Format

Send to

Choose Destination
Microarrays (Basel). 2014 Apr 17;3(2):137-58. doi: 10.3390/microarrays3020137.

Qualitative and Quantitative Requirements for Assessing Prognostic Markers in Prostate Cancer.

Author information

1
Institute of Pathology, University Medical Center Hamburg-Eppendorf, Martinistr. 52, 20246, Hamburg, Germany. cburdelski@uke.de.
2
Institute of Pathology, University Medical Center Hamburg-Eppendorf, Martinistr. 52, 20246, Hamburg, Germany. matuszewska.aleksandra@yahoo.de.
3
Institute of Pathology, University Medical Center Hamburg-Eppendorf, Martinistr. 52, 20246, Hamburg, Germany. m.kluth@uke.de.
4
Institute of Pathology, University Medical Center Hamburg-Eppendorf, Martinistr. 52, 20246, Hamburg, Germany. c.koop@uke.de.
5
General, Visceral and Thoracic Surgery Department and Clinic, University Medical Center Hamburg-Eppendorf, Martinistr. 52, 20246, Hamburg, Germany. k.grupp@uke.de.
6
Institute of Pathology, University Medical Center Hamburg-Eppendorf, Martinistr. 52, 20246, Hamburg, Germany. s.steurer@uke.de.
7
Institute of Pathology, University Medical Center Hamburg-Eppendorf, Martinistr. 52, 20246, Hamburg, Germany. c.wittmer@uke.de.
8
Institute of Pathology, University Medical Center Hamburg-Eppendorf, Martinistr. 52, 20246, Hamburg, Germany. s.minner@uke.de.
9
Institute of Pathology, University Medical Center Hamburg-Eppendorf, Martinistr. 52, 20246, Hamburg, Germany. m.tsourlakis@uke.de.
10
Institute of Pathology, University Medical Center Hamburg-Eppendorf, Martinistr. 52, 20246, Hamburg, Germany. g.sauter@uke.de.
11
Martini-Clinic, Prostate Cancer Center, Martinistr. 52, 20246, Hamburg, Germany. tschlomm@uke.de.
12
Department of Urology, Section for Translational Prostate Cancer Research, University Medical Center Hamburg-Eppendorf, Martinistr. 52, 20246, Hamburg, Germany. tschlomm@uke.de.
13
Institute of Pathology, University Medical Center Hamburg-Eppendorf, Martinistr. 52, 20246, Hamburg, Germany. r.simon@uke.de.

Abstract

Molecular prognostic markers are urgently needed in order to improve therapy decisions in prostate cancer.

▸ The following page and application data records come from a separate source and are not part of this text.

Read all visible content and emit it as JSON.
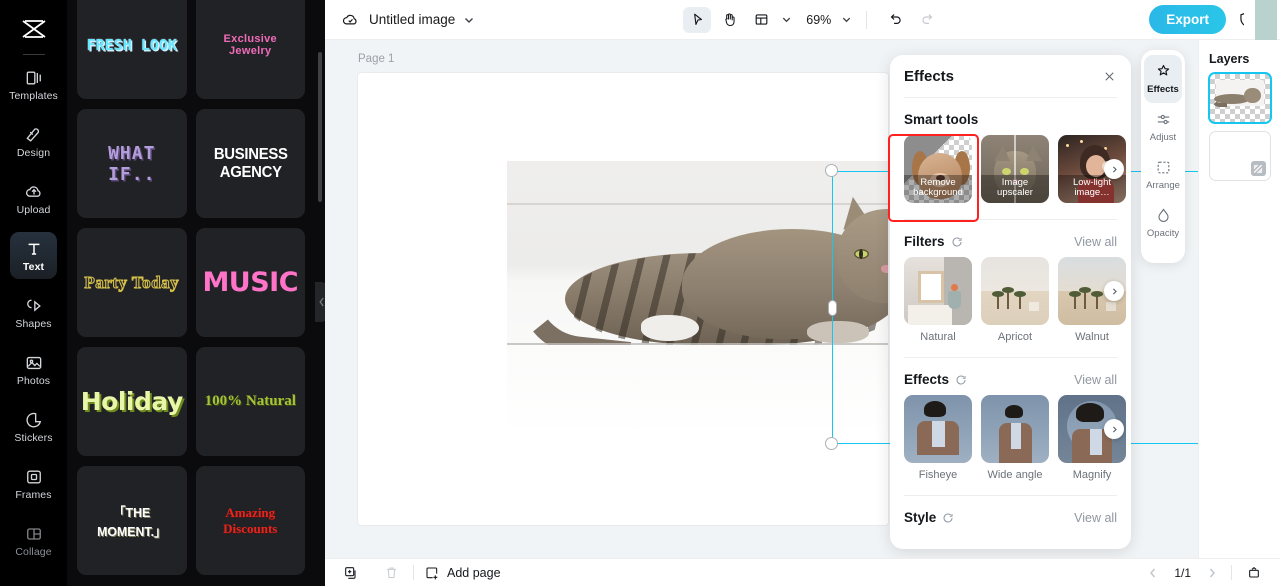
{
  "app": {
    "left_rail": {
      "logo_icon": "capcut-logo-icon",
      "items": [
        {
          "label": "Templates",
          "icon": "templates-icon",
          "active": false
        },
        {
          "label": "Design",
          "icon": "design-icon",
          "active": false
        },
        {
          "label": "Upload",
          "icon": "upload-cloud-icon",
          "active": false
        },
        {
          "label": "Text",
          "icon": "text-icon",
          "active": true
        },
        {
          "label": "Shapes",
          "icon": "shapes-icon",
          "active": false
        },
        {
          "label": "Photos",
          "icon": "photos-icon",
          "active": false
        },
        {
          "label": "Stickers",
          "icon": "stickers-icon",
          "active": false
        },
        {
          "label": "Frames",
          "icon": "frames-icon",
          "active": false
        },
        {
          "label": "Collage",
          "icon": "collage-icon",
          "active": false
        }
      ]
    },
    "templates_panel": {
      "cards": [
        {
          "text": "FRESH LOOK",
          "style": "t-fresh"
        },
        {
          "text": "Exclusive Jewelry",
          "style": "t-jewelry"
        },
        {
          "text": "WHAT IF..",
          "style": "t-whatif"
        },
        {
          "text": "BUSINESS AGENCY",
          "style": "t-biz"
        },
        {
          "text": "Party Today",
          "style": "t-party"
        },
        {
          "text": "MUSIC",
          "style": "t-music"
        },
        {
          "text": "Holiday",
          "style": "t-holiday"
        },
        {
          "text": "100% Natural",
          "style": "t-natural"
        },
        {
          "text": "「THE MOMENT.」",
          "style": "t-moment"
        },
        {
          "text": "Amazing Discounts",
          "style": "t-discount"
        }
      ]
    },
    "topbar": {
      "cloud_icon": "cloud-saved-icon",
      "doc_title": "Untitled image",
      "title_chevron_icon": "chevron-down-icon",
      "select_tool_icon": "cursor-select-icon",
      "hand_tool_icon": "hand-pan-icon",
      "layout_tool_icon": "layout-grid-icon",
      "layout_chevron_icon": "chevron-down-icon",
      "zoom_level": "69%",
      "zoom_chevron_icon": "chevron-down-icon",
      "undo_icon": "undo-icon",
      "redo_icon": "redo-icon",
      "export_label": "Export",
      "shield_icon": "shield-check-icon"
    },
    "canvas": {
      "page_label": "Page 1",
      "float_toolbar": [
        {
          "icon": "crop-icon",
          "name": "crop-button"
        },
        {
          "icon": "replace-icon",
          "name": "replace-button"
        },
        {
          "icon": "duplicate-icon",
          "name": "duplicate-button"
        },
        {
          "icon": "more-icon",
          "name": "more-options-button"
        }
      ],
      "rotate_icon": "rotate-handle-icon",
      "selection_color": "#15c7f0"
    },
    "effects_panel": {
      "title": "Effects",
      "close_icon": "close-icon",
      "sections": [
        {
          "title": "Smart tools",
          "has_refresh": false,
          "view_all": null,
          "caption_overlay": true,
          "items": [
            {
              "label": "Remove background",
              "art": "dog",
              "selected": true
            },
            {
              "label": "Image upscaler",
              "art": "cat",
              "selected": false
            },
            {
              "label": "Low-light image…",
              "art": "lowlight",
              "selected": false
            }
          ]
        },
        {
          "title": "Filters",
          "has_refresh": true,
          "view_all": "View all",
          "caption_overlay": false,
          "items": [
            {
              "label": "Natural",
              "art": "natural",
              "selected": false
            },
            {
              "label": "Apricot",
              "art": "desert",
              "selected": false
            },
            {
              "label": "Walnut",
              "art": "desert2",
              "selected": false
            }
          ]
        },
        {
          "title": "Effects",
          "has_refresh": true,
          "view_all": "View all",
          "caption_overlay": false,
          "items": [
            {
              "label": "Fisheye",
              "art": "man1",
              "selected": false
            },
            {
              "label": "Wide angle",
              "art": "man2",
              "selected": false
            },
            {
              "label": "Magnify",
              "art": "man3",
              "selected": false
            }
          ]
        },
        {
          "title": "Style",
          "has_refresh": true,
          "view_all": "View all",
          "caption_overlay": false,
          "items": []
        }
      ],
      "next_arrow_icon": "chevron-right-icon",
      "refresh_icon": "refresh-icon",
      "highlight_color": "#ff2020"
    },
    "effects_rail": {
      "items": [
        {
          "label": "Effects",
          "icon": "sparkle-effects-icon",
          "active": true
        },
        {
          "label": "Adjust",
          "icon": "sliders-adjust-icon",
          "active": false
        },
        {
          "label": "Arrange",
          "icon": "arrange-icon",
          "active": false
        },
        {
          "label": "Opacity",
          "icon": "opacity-drop-icon",
          "active": false
        }
      ]
    },
    "layers_panel": {
      "title": "Layers",
      "items": [
        {
          "name": "cat-image-layer",
          "selected": true,
          "badge_icon": null
        },
        {
          "name": "background-layer",
          "selected": false,
          "badge_icon": "transparent-badge-icon"
        }
      ]
    },
    "bottombar": {
      "duplicate_page_icon": "duplicate-page-icon",
      "delete_page_icon": "trash-icon",
      "add_page_icon": "add-page-icon",
      "add_page_label": "Add page",
      "prev_icon": "chevron-left-icon",
      "page_indicator": "1/1",
      "next_icon": "chevron-right-icon",
      "present_icon": "present-icon"
    }
  }
}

To better understand the requirements for biomarker studies, we re-analyzed prostate cancer tissue microarray immunohistochemistry (IHC) data from 39 prognosis markers in subsets of 50 - >10,000 tumors. We found a strong association between the "prognostic power" of individual markers and the number of tissues that should be minimally included in such studies. The prognostic relevance of more than 90% of the 39 IHC markers could be detected if ≥6400 tissue samples were analyzed. Studying markers of tissue quality, including immunohistochemistry of ets-related gene (ERG) and vimentin, and fluorescence in-situ hybridization analysis of human epidermal growth factor receptor 2 (HER2), we found that 18% of tissues in our tissue microarray (TMA) showed signs of reduced tissue preservation and limited immunoreactivity. Comparing the results of Kaplan-Meier survival analyses or associations to ERG immunohistochemistry in subsets of tumors with and without exclusion of these defective tissues did not reveal statistically relevant differences. In summary, our study demonstrates that TMA-based marker validation studies using biochemical recurrence as an endpoint require at least 6400 individual tissue samples for establishing statistically relevant associations between the expression of molecular markers and patient outcome if weak to moderate prognosticators should also be reliably identified.

KEYWORDS:

marker validation; number of samples; prognosis; prostate cancer; tissue microarray; tissue quality

Supplemental Content

Full text links

Icon for Multidisciplinary Digital Publishing Institute (MDPI) Icon for PubMed Central
Loading ...
Support Center